National Avocado Day is celebrated on July 31, as this is when avocado season peaks in California.
This fun food holiday was created in 2017 by Model Meals, a California-based delivery business that focuses on healthy meals.

Millennials are known as avocado toast-loving, latte-swilling spendthrift.

Bill Granger was known as the godfather of avocado toast.
He was a renowned chef from Australia in the 1990s who played a crucial role in popularizing avocado toast within the Western world.

Avocados are packed full of beneficial nutrients.
Avocados have higher levels of potassium than bananas. With just one average-sized 7-ounce (198-gram) avocado providing 21% of your daily potassium needs. This makes avocados helpful in regulating your blood pressure and strengthening your nervous system.
Avocados also contain high amounts of vitamins C, B6, and E, all of which contribute to a stronger immune system.
Avocados have a lot of calories. The recommended serving size is smaller than you'd expect: one-third of a medium avocado (50 grams, or 1.7 ounces). One ounce has 50 calories.
Lastly, thanks to its high fiber and healthy fat content, they're fantastic for your gut health.

A 2015 study by the American Heart Association found that eating an avocado daily can improve LDL cholesterol levels (that's the bad cholesterol) in people who struggle with obesity or are overweight.

Aside from planting avocado trees, avocado pits have a variety of uses, from facial scrubs to making dye.
Another way people use avocado pits is to make tea. It turns out that they're full of antioxidants, as well as lots of immunity-boosting nutrients.
This is because they contain up to 70% of an avocado's nutrients.
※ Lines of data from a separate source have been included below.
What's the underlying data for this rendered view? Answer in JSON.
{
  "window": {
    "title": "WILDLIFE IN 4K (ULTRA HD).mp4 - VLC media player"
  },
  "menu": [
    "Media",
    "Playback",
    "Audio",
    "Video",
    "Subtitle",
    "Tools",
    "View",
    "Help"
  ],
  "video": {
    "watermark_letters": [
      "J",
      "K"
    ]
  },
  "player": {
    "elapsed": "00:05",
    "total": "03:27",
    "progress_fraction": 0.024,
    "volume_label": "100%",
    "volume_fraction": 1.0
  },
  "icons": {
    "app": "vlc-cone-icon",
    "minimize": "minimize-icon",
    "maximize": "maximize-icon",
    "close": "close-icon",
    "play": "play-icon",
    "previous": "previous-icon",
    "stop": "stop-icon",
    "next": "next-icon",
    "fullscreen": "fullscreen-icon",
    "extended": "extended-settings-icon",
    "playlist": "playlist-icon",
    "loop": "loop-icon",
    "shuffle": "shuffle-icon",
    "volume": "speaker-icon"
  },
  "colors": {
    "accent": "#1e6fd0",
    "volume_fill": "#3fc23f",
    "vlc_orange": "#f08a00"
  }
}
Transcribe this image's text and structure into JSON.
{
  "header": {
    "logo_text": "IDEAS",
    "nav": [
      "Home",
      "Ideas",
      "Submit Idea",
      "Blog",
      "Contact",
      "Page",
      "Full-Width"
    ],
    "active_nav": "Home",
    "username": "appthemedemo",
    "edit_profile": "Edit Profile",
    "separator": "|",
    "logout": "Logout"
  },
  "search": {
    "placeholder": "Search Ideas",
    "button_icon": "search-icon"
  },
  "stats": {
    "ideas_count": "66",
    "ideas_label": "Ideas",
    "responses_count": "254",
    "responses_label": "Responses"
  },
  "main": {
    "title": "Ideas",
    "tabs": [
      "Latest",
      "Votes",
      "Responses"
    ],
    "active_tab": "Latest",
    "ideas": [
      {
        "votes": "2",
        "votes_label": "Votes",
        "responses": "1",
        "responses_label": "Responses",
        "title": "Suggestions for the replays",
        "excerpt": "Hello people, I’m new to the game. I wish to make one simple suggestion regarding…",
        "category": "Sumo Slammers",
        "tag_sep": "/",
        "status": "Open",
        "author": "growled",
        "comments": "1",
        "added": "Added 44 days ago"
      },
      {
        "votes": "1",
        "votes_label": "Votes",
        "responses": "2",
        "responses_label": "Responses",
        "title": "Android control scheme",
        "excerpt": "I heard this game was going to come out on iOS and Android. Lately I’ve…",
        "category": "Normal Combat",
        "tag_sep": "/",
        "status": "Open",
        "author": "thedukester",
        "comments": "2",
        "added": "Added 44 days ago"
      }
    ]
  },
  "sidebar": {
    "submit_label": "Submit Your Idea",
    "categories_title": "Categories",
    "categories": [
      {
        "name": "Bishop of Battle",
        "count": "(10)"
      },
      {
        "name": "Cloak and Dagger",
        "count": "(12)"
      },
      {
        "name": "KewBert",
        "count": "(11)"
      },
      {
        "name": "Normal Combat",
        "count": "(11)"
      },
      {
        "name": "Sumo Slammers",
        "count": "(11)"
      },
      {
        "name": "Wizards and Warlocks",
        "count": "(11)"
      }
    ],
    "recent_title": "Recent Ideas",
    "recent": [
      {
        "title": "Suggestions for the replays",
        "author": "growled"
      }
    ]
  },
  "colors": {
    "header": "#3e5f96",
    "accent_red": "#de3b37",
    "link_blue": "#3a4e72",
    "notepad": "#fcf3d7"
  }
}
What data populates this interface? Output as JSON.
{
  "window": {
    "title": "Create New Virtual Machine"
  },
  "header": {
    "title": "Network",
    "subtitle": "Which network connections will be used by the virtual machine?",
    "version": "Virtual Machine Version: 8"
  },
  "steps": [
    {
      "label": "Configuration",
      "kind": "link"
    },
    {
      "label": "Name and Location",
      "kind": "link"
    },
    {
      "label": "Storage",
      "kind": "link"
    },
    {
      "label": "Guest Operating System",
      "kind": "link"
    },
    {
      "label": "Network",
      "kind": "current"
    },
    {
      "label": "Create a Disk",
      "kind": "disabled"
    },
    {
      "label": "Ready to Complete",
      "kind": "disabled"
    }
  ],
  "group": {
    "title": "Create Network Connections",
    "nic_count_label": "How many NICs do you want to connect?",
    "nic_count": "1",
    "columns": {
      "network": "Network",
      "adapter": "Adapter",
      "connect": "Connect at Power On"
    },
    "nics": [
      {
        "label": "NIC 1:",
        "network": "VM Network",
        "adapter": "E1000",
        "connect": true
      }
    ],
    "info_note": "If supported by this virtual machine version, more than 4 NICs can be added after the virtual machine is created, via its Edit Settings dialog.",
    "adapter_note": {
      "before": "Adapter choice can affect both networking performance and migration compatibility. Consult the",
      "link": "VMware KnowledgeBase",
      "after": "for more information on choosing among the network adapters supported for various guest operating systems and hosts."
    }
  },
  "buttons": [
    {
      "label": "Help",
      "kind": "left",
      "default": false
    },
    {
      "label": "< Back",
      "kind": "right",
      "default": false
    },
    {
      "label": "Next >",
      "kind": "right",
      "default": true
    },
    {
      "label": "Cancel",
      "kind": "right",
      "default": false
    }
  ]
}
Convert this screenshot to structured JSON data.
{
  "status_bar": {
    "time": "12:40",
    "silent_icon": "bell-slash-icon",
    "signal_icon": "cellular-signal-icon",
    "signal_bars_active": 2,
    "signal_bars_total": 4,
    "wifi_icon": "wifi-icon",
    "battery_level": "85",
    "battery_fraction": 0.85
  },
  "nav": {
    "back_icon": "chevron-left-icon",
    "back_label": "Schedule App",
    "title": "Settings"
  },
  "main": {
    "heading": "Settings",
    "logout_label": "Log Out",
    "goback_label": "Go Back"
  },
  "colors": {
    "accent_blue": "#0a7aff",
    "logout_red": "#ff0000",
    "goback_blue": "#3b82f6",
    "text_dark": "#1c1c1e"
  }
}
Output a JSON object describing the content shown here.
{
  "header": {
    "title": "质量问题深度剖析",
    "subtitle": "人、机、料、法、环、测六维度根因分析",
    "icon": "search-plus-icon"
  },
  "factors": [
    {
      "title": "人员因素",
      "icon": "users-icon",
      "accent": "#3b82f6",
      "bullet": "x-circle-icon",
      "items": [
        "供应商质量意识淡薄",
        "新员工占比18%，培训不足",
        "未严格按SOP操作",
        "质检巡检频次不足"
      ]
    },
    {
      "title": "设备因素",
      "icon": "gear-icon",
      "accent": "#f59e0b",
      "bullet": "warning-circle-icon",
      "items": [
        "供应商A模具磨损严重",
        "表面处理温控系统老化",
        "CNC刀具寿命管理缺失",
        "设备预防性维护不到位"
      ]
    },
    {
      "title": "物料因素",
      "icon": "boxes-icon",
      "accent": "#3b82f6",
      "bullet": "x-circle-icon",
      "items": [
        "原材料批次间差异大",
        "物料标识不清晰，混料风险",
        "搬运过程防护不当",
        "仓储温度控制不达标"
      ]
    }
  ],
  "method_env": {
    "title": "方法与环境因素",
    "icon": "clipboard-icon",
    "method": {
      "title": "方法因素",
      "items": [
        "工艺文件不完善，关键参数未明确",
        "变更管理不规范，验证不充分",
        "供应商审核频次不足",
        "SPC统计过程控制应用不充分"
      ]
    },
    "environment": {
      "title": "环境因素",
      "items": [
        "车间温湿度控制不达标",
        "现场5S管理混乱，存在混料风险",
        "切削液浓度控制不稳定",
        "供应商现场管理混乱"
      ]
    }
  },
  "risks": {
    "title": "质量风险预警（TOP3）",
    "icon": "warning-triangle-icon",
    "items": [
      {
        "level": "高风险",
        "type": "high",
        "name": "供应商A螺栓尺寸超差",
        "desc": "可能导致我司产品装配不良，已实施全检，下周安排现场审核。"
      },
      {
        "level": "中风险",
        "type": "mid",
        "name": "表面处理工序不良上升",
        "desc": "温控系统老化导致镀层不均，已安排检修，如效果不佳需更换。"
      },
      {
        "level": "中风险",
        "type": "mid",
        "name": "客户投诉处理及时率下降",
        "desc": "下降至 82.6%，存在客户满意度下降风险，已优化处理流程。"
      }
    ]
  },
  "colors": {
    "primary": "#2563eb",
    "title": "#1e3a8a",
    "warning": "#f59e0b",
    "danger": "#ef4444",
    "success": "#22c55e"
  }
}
Avocado oil is oilpressed from the avocado fruit.
Its mild taste and high smoke point make it a popular cooking oil, but you can also consume it raw. Avocado oil is very similar to olive oil in terms of utility and nutritional value. Like extra virgin olive oil, cold-pressed avocado oil is unrefined and retains some of the flavor and color of the fruit, leaving it greenish in color.
Avocado oil is also often put on the skin as a moisturizer and can be found in many cosmetics and skin care products. When produced for for use on the skin, the oil is usually refined and bleached, giving it a pale yellow color.

An avocado face mask is a popular natural skin care treatment that uses mashed avocado as the primary ingredient. Because avocado is rich in beneficial nutrients – including vitamins A, C, E, and K, as well as antioxidants, healthy fats, and minerals – avocado is an excellent choice for nourishing and hydrating the face.

About 30% of people who are allergic to latex are also allergic to avocados.
According to a study published by the National Institutes of Health, certain proteins found in rubber tree sap and avocados are the main culprits behind the allergy.
This is often referred to as latex-fruit syndrome, and it's not just avocados that can trigger people with latex allergies.
Other plants with the same protein in rubber include chestnuts, kiwis, and potatos.

Also read: 22 Profound Facts About Potatoes

Avocados are poisonous to some animals.
Cattle, goats, birds, and horses are some examples of animals that experience an upset stomach after eating an avocado.
It's toxic to them because avocados contain a natural fungicide called persin.
Fortunately, the highest concentrations of persin are found within the leaves and the pits, which your animals are unlikely to try eating.

Smithsonian Magazine - Avocado extinction / Statista / Healthline / Yahoo / Calendarr / Smithsonian Magazine - Hass avocado / All Recipes / Business Insider / Treehugger / Well and Good / Wag! / CNBC / Hola! / The Yard Posts / Pub Med / America's Test Kitchen / Taste Of Home / WebMD / The Fact Site